What you have to do — Your copy of the listing must be exact and must hold no images.

● ● ● ● ● ● ●

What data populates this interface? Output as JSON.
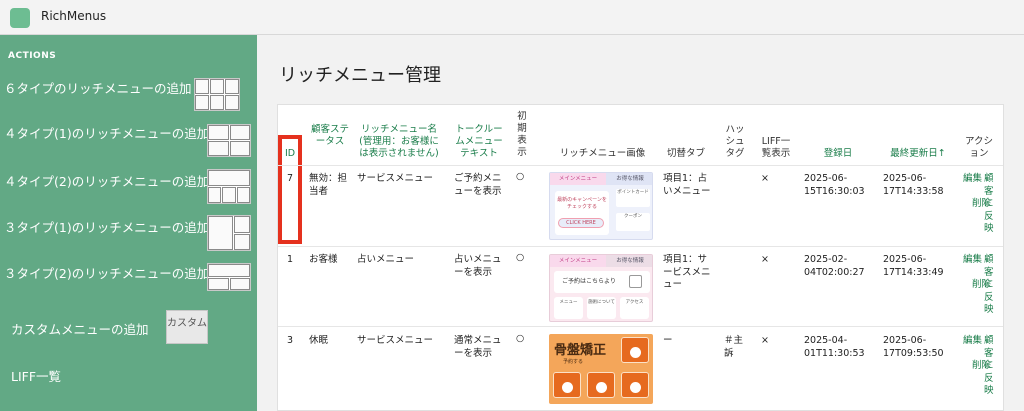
{
  "app": {
    "title": "RichMenus"
  },
  "sidebar": {
    "heading": "ACTIONS",
    "links": [
      {
        "label": "６タイプのリッチメニューの追加"
      },
      {
        "label": "４タイプ(1)のリッチメニューの追加"
      },
      {
        "label": "４タイプ(2)のリッチメニューの追加"
      },
      {
        "label": "３タイプ(1)のリッチメニューの追加"
      },
      {
        "label": "３タイプ(2)のリッチメニューの追加"
      },
      {
        "label": "カスタムメニューの追加",
        "thumb_label": "カスタム"
      },
      {
        "label": "LIFF一覧"
      }
    ]
  },
  "page": {
    "title": "リッチメニュー管理"
  },
  "table": {
    "headers": {
      "id": "ID",
      "status": "顧客ステータス",
      "name": "リッチメニュー名(管理用：お客様には表示されません)",
      "talk_text": "トークルームメニューテキスト",
      "initial": "初期表示",
      "image": "リッチメニュー画像",
      "switch_tab": "切替タブ",
      "hashtag": "ハッシュタグ",
      "liff": "LIFF一覧表示",
      "created": "登録日",
      "updated": "最終更新日↑",
      "action": "アクション"
    },
    "rows": [
      {
        "id": "7",
        "status": "無効：担当者",
        "name": "サービスメニュー",
        "talk_text": "ご予約メニューを表示",
        "initial": "○",
        "switch_tab": "項目1：占いメニュー",
        "hashtag": "",
        "liff": "×",
        "created": "2025-06-15T16:30:03",
        "updated": "2025-06-17T14:33:58",
        "actions": [
          "編集",
          "顧客に反映",
          "削除"
        ]
      },
      {
        "id": "1",
        "status": "お客様",
        "name": "占いメニュー",
        "talk_text": "占いメニューを表示",
        "initial": "○",
        "switch_tab": "項目1：サービスメニュー",
        "hashtag": "",
        "liff": "×",
        "created": "2025-02-04T02:00:27",
        "updated": "2025-06-17T14:33:49",
        "actions": [
          "編集",
          "顧客に反映",
          "削除"
        ]
      },
      {
        "id": "3",
        "status": "休眠",
        "name": "サービスメニュー",
        "talk_text": "通常メニューを表示",
        "initial": "○",
        "switch_tab": "ー",
        "hashtag": "＃主訴",
        "liff": "×",
        "created": "2025-04-01T11:30:53",
        "updated": "2025-06-17T09:53:50",
        "actions": [
          "編集",
          "顧客に反映",
          "削除"
        ]
      }
    ]
  },
  "menu_images": {
    "img1": {
      "tab_main": "メインメニュー",
      "tab_deal": "お得な情報",
      "campaign": "最新のキャンペーンをチェックする",
      "click": "CLICK HERE",
      "point_card": "ポイントカード",
      "coupon": "クーポン"
    },
    "img2": {
      "tab_main": "メインメニュー",
      "tab_deal": "お得な情報",
      "reserve": "ご予約はこちらより",
      "menu": "メニュー",
      "about": "施術について",
      "access": "アクセス"
    },
    "img3": {
      "title": "骨盤矯正",
      "sub": "予約する"
    }
  },
  "colors": {
    "sidebar": "#62a985",
    "link": "#1a7d4a",
    "highlight": "#e5311e"
  }
}
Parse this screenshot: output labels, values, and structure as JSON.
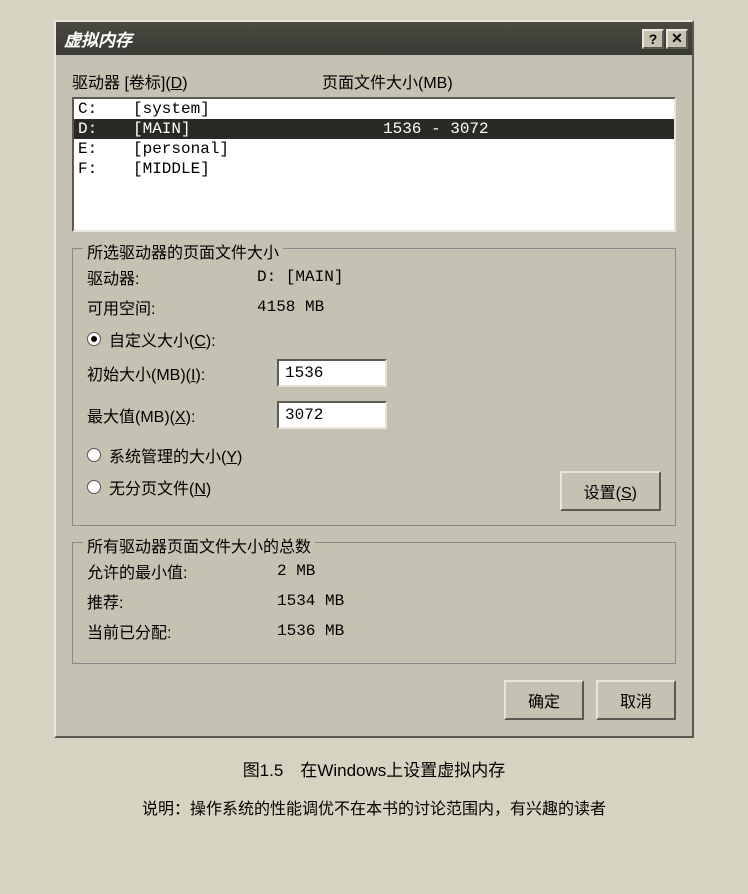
{
  "titlebar": {
    "title": "虚拟内存"
  },
  "header": {
    "drives_label": "驱动器 [卷标](D)",
    "paging_label": "页面文件大小(MB)"
  },
  "drives": [
    {
      "drv": "C:",
      "label": "[system]",
      "size": "",
      "selected": false
    },
    {
      "drv": "D:",
      "label": "[MAIN]",
      "size": "1536 - 3072",
      "selected": true
    },
    {
      "drv": "E:",
      "label": "[personal]",
      "size": "",
      "selected": false
    },
    {
      "drv": "F:",
      "label": "[MIDDLE]",
      "size": "",
      "selected": false
    }
  ],
  "selected_group": {
    "legend": "所选驱动器的页面文件大小",
    "drive_label": "驱动器:",
    "drive_value": "D:   [MAIN]",
    "space_label": "可用空间:",
    "space_value": "4158 MB",
    "radio_custom": "自定义大小(C):",
    "initial_label": "初始大小(MB)(I):",
    "initial_value": "1536",
    "max_label": "最大值(MB)(X):",
    "max_value": "3072",
    "radio_system": "系统管理的大小(Y)",
    "radio_none": "无分页文件(N)",
    "set_button": "设置(S)"
  },
  "total_group": {
    "legend": "所有驱动器页面文件大小的总数",
    "min_label": "允许的最小值:",
    "min_value": "2 MB",
    "rec_label": "推荐:",
    "rec_value": "1534 MB",
    "cur_label": "当前已分配:",
    "cur_value": "1536 MB"
  },
  "buttons": {
    "ok": "确定",
    "cancel": "取消"
  },
  "caption": "图1.5　在Windows上设置虚拟内存",
  "note": "说明：操作系统的性能调优不在本书的讨论范围内，有兴趣的读者"
}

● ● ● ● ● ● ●

Answer section —
What data populates this interface? Output as JSON.
{
  "app": {
    "title": "RichMenus"
  },
  "sidebar": {
    "heading": "ACTIONS",
    "links": [
      {
        "label": "６タイプのリッチメニューの追加"
      },
      {
        "label": "４タイプ(1)のリッチメニューの追加"
      },
      {
        "label": "４タイプ(2)のリッチメニューの追加"
      },
      {
        "label": "３タイプ(1)のリッチメニューの追加"
      },
      {
        "label": "３タイプ(2)のリッチメニューの追加"
      },
      {
        "label": "カスタムメニューの追加",
        "thumb_label": "カスタム"
      },
      {
        "label": "LIFF一覧"
      }
    ]
  },
  "page": {
    "title": "リッチメニュー管理"
  },
  "table": {
    "headers": {
      "id": "ID",
      "status": "顧客ステータス",
      "name": "リッチメニュー名(管理用：お客様には表示されません)",
      "talk_text": "トークルームメニューテキスト",
      "initial": "初期表示",
      "image": "リッチメニュー画像",
      "switch_tab": "切替タブ",
      "hashtag": "ハッシュタグ",
      "liff": "LIFF一覧表示",
      "created": "登録日",
      "updated": "最終更新日↑",
      "action": "アクション"
    },
    "rows": [
      {
        "id": "7",
        "status": "無効：担当者",
        "name": "サービスメニュー",
        "talk_text": "ご予約メニューを表示",
        "initial": "○",
        "switch_tab": "項目1：占いメニュー",
        "hashtag": "",
        "liff": "×",
        "created": "2025-06-15T16:30:03",
        "updated": "2025-06-17T14:33:58",
        "actions": [
          "編集",
          "顧客に反映",
          "削除"
        ]
      },
      {
        "id": "1",
        "status": "お客様",
        "name": "占いメニュー",
        "talk_text": "占いメニューを表示",
        "initial": "○",
        "switch_tab": "項目1：サービスメニュー",
        "hashtag": "",
        "liff": "×",
        "created": "2025-02-04T02:00:27",
        "updated": "2025-06-17T14:33:49",
        "actions": [
          "編集",
          "顧客に反映",
          "削除"
        ]
      },
      {
        "id": "3",
        "status": "休眠",
        "name": "サービスメニュー",
        "talk_text": "通常メニューを表示",
        "initial": "○",
        "switch_tab": "ー",
        "hashtag": "＃主訴",
        "liff": "×",
        "created": "2025-04-01T11:30:53",
        "updated": "2025-06-17T09:53:50",
        "actions": [
          "編集",
          "顧客に反映",
          "削除"
        ]
      }
    ]
  },
  "menu_images": {
    "img1": {
      "tab_main": "メインメニュー",
      "tab_deal": "お得な情報",
      "campaign": "最新のキャンペーンをチェックする",
      "click": "CLICK HERE",
      "point_card": "ポイントカード",
      "coupon": "クーポン"
    },
    "img2": {
      "tab_main": "メインメニュー",
      "tab_deal": "お得な情報",
      "reserve": "ご予約はこちらより",
      "menu": "メニュー",
      "about": "施術について",
      "access": "アクセス"
    },
    "img3": {
      "title": "骨盤矯正",
      "sub": "予約する"
    }
  },
  "colors": {
    "sidebar": "#62a985",
    "link": "#1a7d4a",
    "highlight": "#e5311e"
  }
}
Parse this screenshot: output labels, values, and structure as JSON.
{
  "titlebar": {
    "title": "虚拟内存"
  },
  "header": {
    "drives_label": "驱动器 [卷标](D)",
    "paging_label": "页面文件大小(MB)"
  },
  "drives": [
    {
      "drv": "C:",
      "label": "[system]",
      "size": "",
      "selected": false
    },
    {
      "drv": "D:",
      "label": "[MAIN]",
      "size": "1536 - 3072",
      "selected": true
    },
    {
      "drv": "E:",
      "label": "[personal]",
      "size": "",
      "selected": false
    },
    {
      "drv": "F:",
      "label": "[MIDDLE]",
      "size": "",
      "selected": false
    }
  ],
  "selected_group": {
    "legend": "所选驱动器的页面文件大小",
    "drive_label": "驱动器:",
    "drive_value": "D:   [MAIN]",
    "space_label": "可用空间:",
    "space_value": "4158 MB",
    "radio_custom": "自定义大小(C):",
    "initial_label": "初始大小(MB)(I):",
    "initial_value": "1536",
    "max_label": "最大值(MB)(X):",
    "max_value": "3072",
    "radio_system": "系统管理的大小(Y)",
    "radio_none": "无分页文件(N)",
    "set_button": "设置(S)"
  },
  "total_group": {
    "legend": "所有驱动器页面文件大小的总数",
    "min_label": "允许的最小值:",
    "min_value": "2 MB",
    "rec_label": "推荐:",
    "rec_value": "1534 MB",
    "cur_label": "当前已分配:",
    "cur_value": "1536 MB"
  },
  "buttons": {
    "ok": "确定",
    "cancel": "取消"
  },
  "caption": "图1.5　在Windows上设置虚拟内存",
  "note": "说明：操作系统的性能调优不在本书的讨论范围内，有兴趣的读者"
}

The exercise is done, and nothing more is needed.